DATA EXTRACT START

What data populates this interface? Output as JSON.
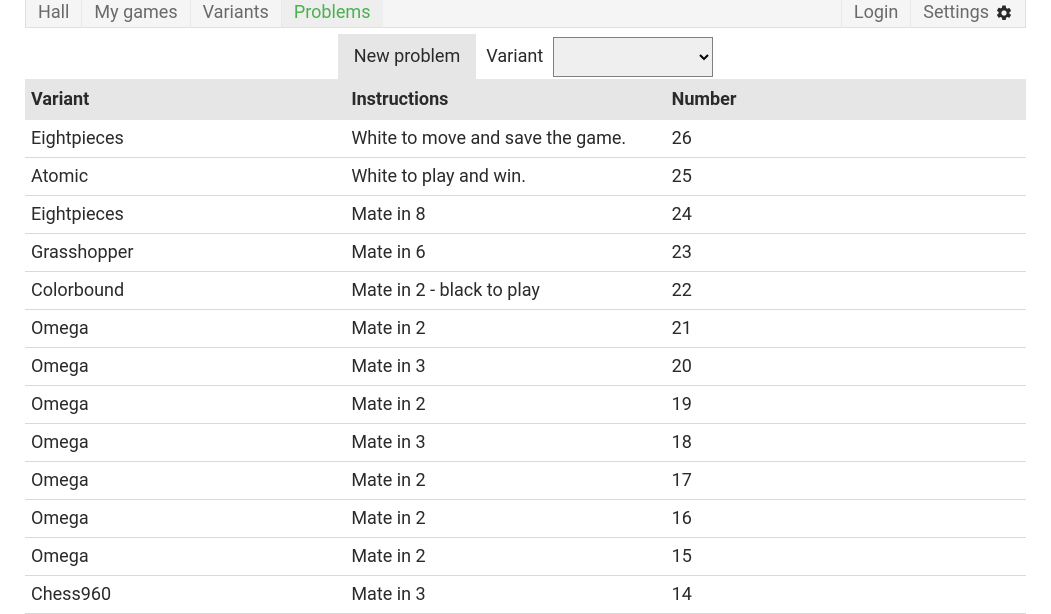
{
  "nav": {
    "hall": "Hall",
    "my_games": "My games",
    "variants": "Variants",
    "problems": "Problems",
    "login": "Login",
    "settings": "Settings"
  },
  "controls": {
    "new_problem_label": "New problem",
    "variant_label": "Variant",
    "variant_selected": ""
  },
  "table": {
    "headers": {
      "variant": "Variant",
      "instructions": "Instructions",
      "number": "Number"
    },
    "rows": [
      {
        "variant": "Eightpieces",
        "instructions": "White to move and save the game.",
        "number": "26"
      },
      {
        "variant": "Atomic",
        "instructions": "White to play and win.",
        "number": "25"
      },
      {
        "variant": "Eightpieces",
        "instructions": "Mate in 8",
        "number": "24"
      },
      {
        "variant": "Grasshopper",
        "instructions": "Mate in 6",
        "number": "23"
      },
      {
        "variant": "Colorbound",
        "instructions": "Mate in 2 - black to play",
        "number": "22"
      },
      {
        "variant": "Omega",
        "instructions": "Mate in 2",
        "number": "21"
      },
      {
        "variant": "Omega",
        "instructions": "Mate in 3",
        "number": "20"
      },
      {
        "variant": "Omega",
        "instructions": "Mate in 2",
        "number": "19"
      },
      {
        "variant": "Omega",
        "instructions": "Mate in 3",
        "number": "18"
      },
      {
        "variant": "Omega",
        "instructions": "Mate in 2",
        "number": "17"
      },
      {
        "variant": "Omega",
        "instructions": "Mate in 2",
        "number": "16"
      },
      {
        "variant": "Omega",
        "instructions": "Mate in 2",
        "number": "15"
      },
      {
        "variant": "Chess960",
        "instructions": "Mate in 3",
        "number": "14"
      }
    ]
  }
}
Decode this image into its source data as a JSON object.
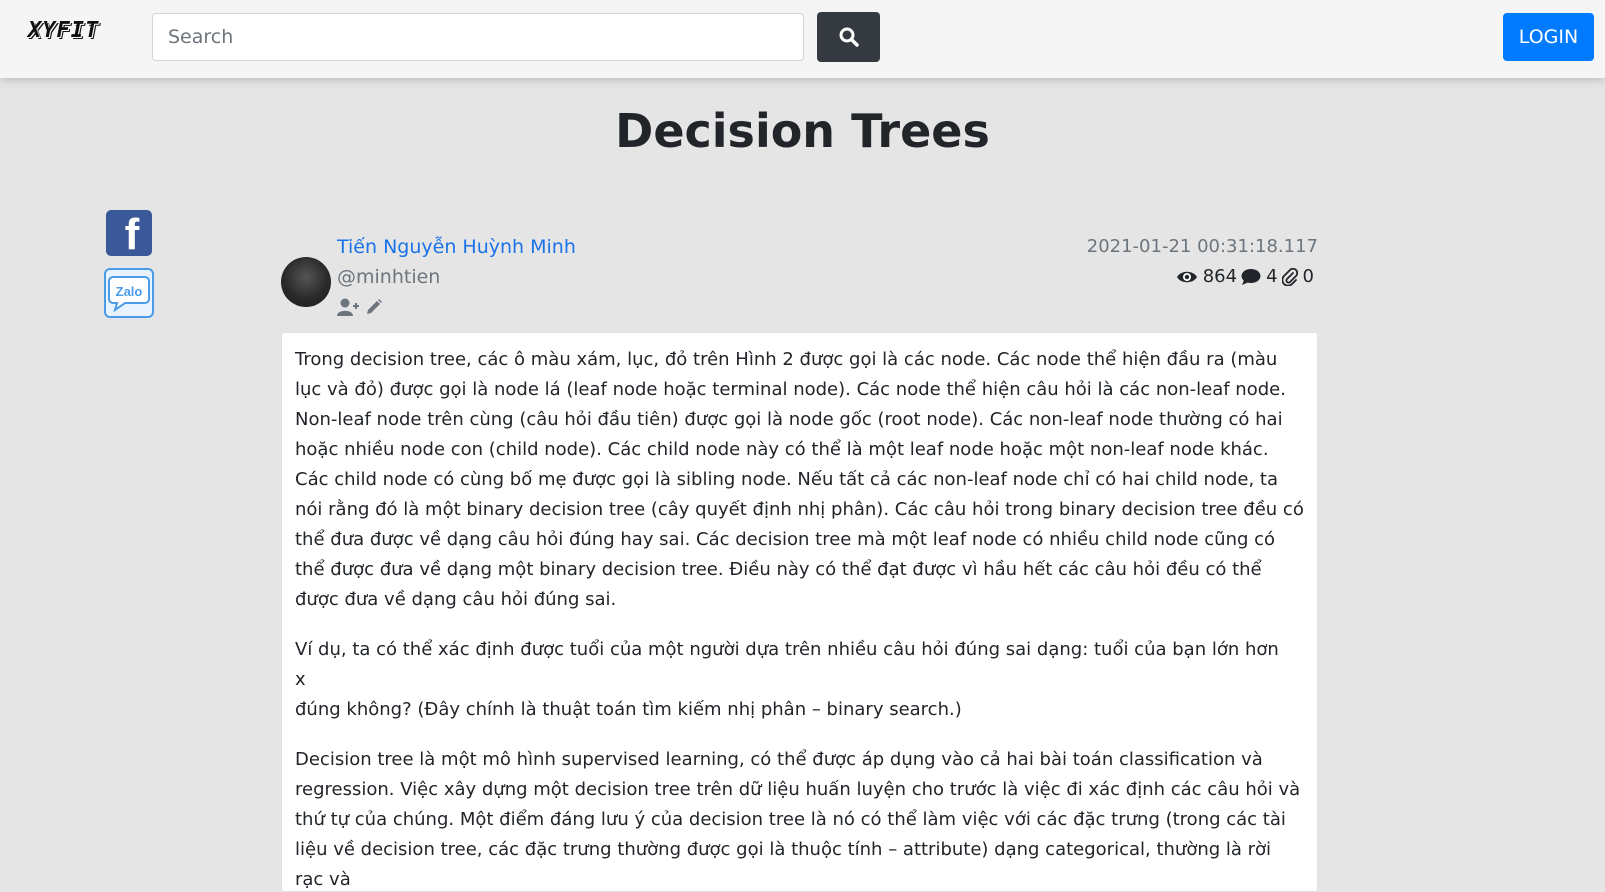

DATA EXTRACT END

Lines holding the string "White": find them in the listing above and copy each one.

        "instructions": "White to move and save the game.",
        "instructions": "White to play and win.",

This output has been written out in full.